Mistletoe has been used for centuries for its medicinal properties. It was reportedly used by the Druids and the ancient Greeks, and it appears in legend and folklore as a panacea. It has been used in various forms to treat cancer, epilepsy, infertility, menopausal symptoms, nervous tension, asthma, hypertension, headache, and dermatitis. Mistletoe is culturally deeply rooted in Europe and known for millennia as an important medicinal plant. The Celtic Druids even considered oak mistletoe to be "all-healing".

Mistletoes are flowering plants that do not rooted in the soil but live on trees or shrubs and can be supplied with water and nutrients by their woody host plants.

The white-berried mistletoe (Viscum album) has the largest host range among the world's more than 1,000 mistletoe species. In Central Europe it occurs with three subspecies:

• as hardwood mistletoe (V. album ssp. album) on various deciduous trees such as apple tree, oak, elm, poplar, maple, linden, birch

• as pine mistletoe (V. album ssp. austriacum) on pines

• as fir-mistletoe (V. album ssp. abietis) on fir trees.

The subspecies of the white-berried mistletoe differ in addition to some morphological features, especially in pharmacological properties. Like all mistletoe species, the white-misty mistletoe does not form a root, which penetrates into the soil and could absorb water and minerals there. Instead, the mistletoe seedling develops a so-called Haustorium in the host branch, which gives him connection to the water supply system of the tree and allows the supply of water, minerals and certain organic substances.

For a long time it has been a demanding challenge to cultivate the mistletoe on trees, where it rarely occurs in nature. For a sustainable cultivation of mistletoe on oaks and elms it is important to select climatic suitable sites with optimal soil conditions. There, selected trees can fully develop their disposition for mistletoe and grow up under optimal conditions.

Mistletoe are physiologically characterized by their respective host tree (eg oak, apple tree, pine, elm, fir), which is expressed in their ingredient spectrum. By separately processing the different types of mistletoe, host-specific mistletoe preparations are produced.

For almost a century, mistletoe has also been used in the adjunctive treatment of cancer. It has botanical peculiarities, by which it differs clearly from other higher flowering plants. The special botanical properties of mistletoe correspond with their pharmacological properties.

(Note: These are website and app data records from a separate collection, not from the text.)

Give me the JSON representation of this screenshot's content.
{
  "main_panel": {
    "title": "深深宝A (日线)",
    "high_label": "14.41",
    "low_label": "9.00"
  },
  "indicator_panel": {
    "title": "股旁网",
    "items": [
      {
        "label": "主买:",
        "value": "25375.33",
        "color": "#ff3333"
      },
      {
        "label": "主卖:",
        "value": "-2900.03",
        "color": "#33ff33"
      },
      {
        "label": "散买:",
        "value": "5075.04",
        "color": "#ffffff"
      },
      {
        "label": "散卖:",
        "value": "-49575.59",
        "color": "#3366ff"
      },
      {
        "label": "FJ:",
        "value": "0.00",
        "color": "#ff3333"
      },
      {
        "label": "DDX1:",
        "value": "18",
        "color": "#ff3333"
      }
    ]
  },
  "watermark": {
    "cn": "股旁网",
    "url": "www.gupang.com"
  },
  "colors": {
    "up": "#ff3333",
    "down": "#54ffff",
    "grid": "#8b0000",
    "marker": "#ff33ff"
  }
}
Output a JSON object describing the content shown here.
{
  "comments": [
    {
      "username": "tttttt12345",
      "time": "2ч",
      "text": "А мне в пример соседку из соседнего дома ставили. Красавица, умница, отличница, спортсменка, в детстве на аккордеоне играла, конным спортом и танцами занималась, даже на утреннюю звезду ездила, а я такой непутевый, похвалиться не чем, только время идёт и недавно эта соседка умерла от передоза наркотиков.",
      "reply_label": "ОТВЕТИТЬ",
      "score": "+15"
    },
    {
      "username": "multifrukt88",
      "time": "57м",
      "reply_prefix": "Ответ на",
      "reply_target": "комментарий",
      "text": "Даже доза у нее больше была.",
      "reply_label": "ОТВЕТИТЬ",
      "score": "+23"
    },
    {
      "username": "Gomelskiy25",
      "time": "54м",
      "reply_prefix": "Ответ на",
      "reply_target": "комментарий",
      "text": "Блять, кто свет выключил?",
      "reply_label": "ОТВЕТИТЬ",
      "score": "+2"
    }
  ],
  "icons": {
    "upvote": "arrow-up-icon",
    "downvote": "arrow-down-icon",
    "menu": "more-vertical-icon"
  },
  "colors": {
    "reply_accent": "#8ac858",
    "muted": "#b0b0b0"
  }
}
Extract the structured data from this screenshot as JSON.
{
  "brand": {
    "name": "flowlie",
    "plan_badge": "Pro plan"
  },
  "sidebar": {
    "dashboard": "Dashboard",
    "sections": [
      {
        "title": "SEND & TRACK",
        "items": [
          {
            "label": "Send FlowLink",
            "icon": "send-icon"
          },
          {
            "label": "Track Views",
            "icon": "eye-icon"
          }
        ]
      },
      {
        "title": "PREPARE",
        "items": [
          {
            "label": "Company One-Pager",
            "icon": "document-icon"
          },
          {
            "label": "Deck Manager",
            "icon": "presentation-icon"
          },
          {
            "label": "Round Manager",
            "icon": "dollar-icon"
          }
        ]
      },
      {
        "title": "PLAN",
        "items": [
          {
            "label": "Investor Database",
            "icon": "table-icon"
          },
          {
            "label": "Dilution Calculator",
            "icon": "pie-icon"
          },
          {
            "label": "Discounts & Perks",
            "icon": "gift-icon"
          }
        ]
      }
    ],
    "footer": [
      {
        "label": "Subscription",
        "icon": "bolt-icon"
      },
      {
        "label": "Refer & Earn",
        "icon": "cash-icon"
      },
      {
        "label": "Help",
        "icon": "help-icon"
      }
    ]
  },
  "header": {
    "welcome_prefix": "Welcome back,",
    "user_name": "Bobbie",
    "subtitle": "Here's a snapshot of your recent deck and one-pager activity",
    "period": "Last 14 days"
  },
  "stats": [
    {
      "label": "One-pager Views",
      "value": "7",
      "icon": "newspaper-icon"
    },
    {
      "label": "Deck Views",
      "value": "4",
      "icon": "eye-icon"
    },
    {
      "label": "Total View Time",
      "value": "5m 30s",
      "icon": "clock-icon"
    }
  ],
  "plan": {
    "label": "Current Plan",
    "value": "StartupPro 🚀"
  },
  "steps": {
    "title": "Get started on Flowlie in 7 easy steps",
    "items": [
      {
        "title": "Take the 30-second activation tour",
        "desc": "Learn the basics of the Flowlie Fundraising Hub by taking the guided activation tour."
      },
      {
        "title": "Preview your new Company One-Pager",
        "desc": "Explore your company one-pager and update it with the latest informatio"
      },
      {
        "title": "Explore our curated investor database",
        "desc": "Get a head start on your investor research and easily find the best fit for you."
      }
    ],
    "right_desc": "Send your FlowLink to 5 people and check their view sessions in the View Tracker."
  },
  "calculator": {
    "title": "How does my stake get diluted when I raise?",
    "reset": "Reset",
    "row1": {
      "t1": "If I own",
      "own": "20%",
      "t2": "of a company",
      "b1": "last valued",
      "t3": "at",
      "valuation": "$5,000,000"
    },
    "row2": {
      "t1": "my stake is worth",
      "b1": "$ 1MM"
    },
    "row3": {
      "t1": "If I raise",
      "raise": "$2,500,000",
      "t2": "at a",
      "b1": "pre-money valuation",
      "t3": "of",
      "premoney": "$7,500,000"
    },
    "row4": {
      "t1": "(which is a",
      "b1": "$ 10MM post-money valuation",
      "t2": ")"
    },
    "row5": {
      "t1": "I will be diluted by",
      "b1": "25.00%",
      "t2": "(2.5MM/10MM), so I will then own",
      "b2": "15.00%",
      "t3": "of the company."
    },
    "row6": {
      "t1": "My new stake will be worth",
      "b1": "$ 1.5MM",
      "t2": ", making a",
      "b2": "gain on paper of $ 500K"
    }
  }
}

In 1917, mistletoe extract was used for the first time by Dr. Ita Wegman for the treatment of cancer patients. The foundations for the pharmaceutical-therapeutic concept of anthroposophic mistletoe preparations were developed by Dr. Rudolf Steiner, the founder of anthroposophic medicine in the 1920s.

Mistletoe preparations are total extracts of the mistletoe plant and have a complex ingredient spectrum. They are used in integrative oncology as an adjuvant treatment for tumor diseases and are continuously being further developed through research.

Mistletoes have a wealth of different mineral and organic ingredients. Of particular interest in pharmacological terms are two mistletoe-specific substances: viscotoxins and mistletoe lectins. Viscotoxins and mistletoe lectins, on the other hand, are protein substances that are formed by mistletoe. Their concentration varies depending on the subspecies of mistletoe and the host tree on which it grows. Viscotoxins reach their highest concentration in summer in the young leaves, while the mistletoe lectins are most concentrated in winter and in the older stems.

Mistletoe has been shown to stimulate increases in the number and the activity of various types of white blood cells. Immune-system-enhancing cytokines, such as interleukin-1, interleukin-6, and tumor necrosis factor -alpha, are released by white blood cells after exposure to mistletoe extracts. Other evidence suggests that mistletoe exerts its cytotoxic effects by interfering with protein synthesis in target cells. and by inducing apoptosis. Mistletoe may also serve a bridging function, bringing together immune system effector cells and tumor cells.